Faulkner's As I Lay Dying: Form of a Funeral
"The reason for living was to get ready to stay dead for a long time."
—Addie Bundren in Faulkner's As I Lay Dying
William Faulkner's self-proclaimed masterpiece, As I Lay Dying, originally published in 1930, is a fascinating exploration of the many voices found in a Southern family and community. The novel's title—As I Lay Dying—invokes a first-person speaker, presumably the voice of the dead mother, Addie Bundren. Yet she only speaks once in the novel, and she is dead, not dying, throughout most of the novel (aside from the beginning chapters). How does Faulkner's form for the novel—a series of competing voices and perspectives presented as a multiple-voice narrative—work for or against the novel's title?
Students will also explore the context of the novel, examine background information on social and economic conditions in the rural South in the first decades of the twentieth century. This background will enable the teacher and students to "place" Faulkner's novel historically and sociologically; Faulkner wrote about his own time and a place he knew well. Faulkner's life will be presented, briefly, so that parallels can be drawn between his life and the life depicted in the text.
How does Faulkner's form for the novel work for or against the novel's title?
How do individuals develop values and beliefs through their social interactions and family relationships?
Why do Anse Burden's neighbors repeatedly come to his aid?
What does the novel reveal about death, grieving, and detaching ourselves from loved ones?
Evaluate Faulkner's place in American literary history.
Examine Faulkner's "South" in the context of the historical South.
Analyze how the narrative style of As I Lay Dying affects the reader’s or the characters’ perceptions of time.
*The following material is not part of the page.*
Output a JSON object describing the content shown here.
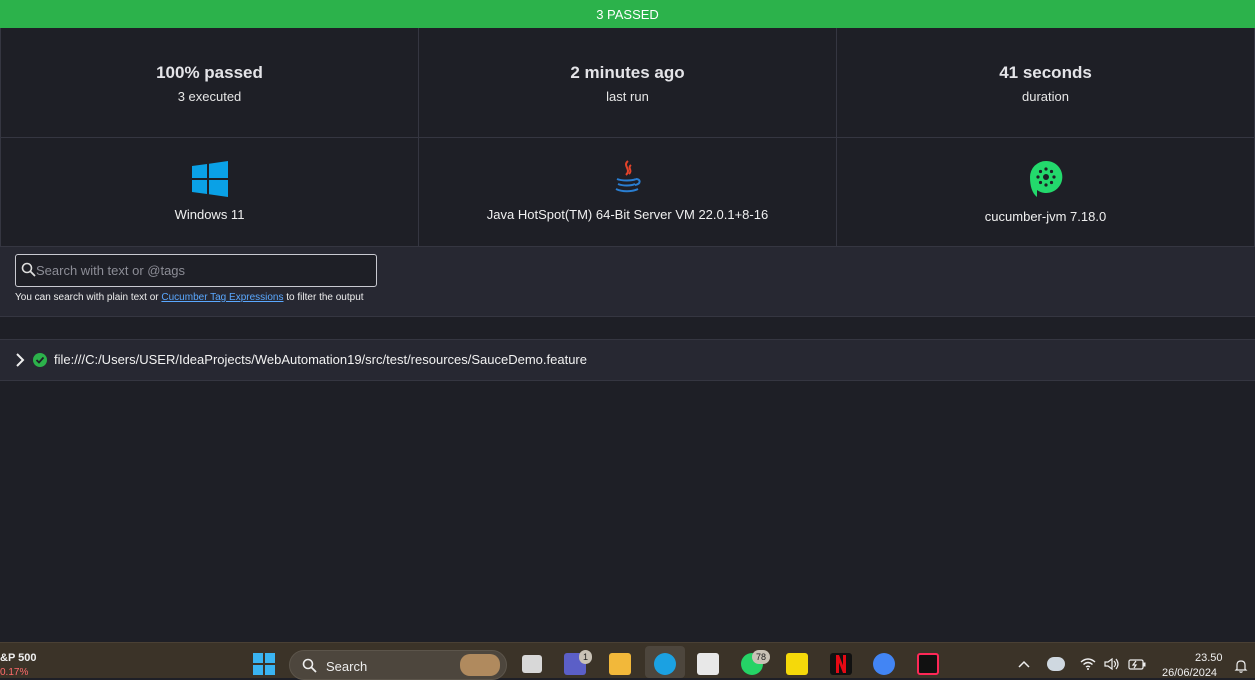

Examine the Bundren family through the subjective evidence provided by a multiplicity of characters.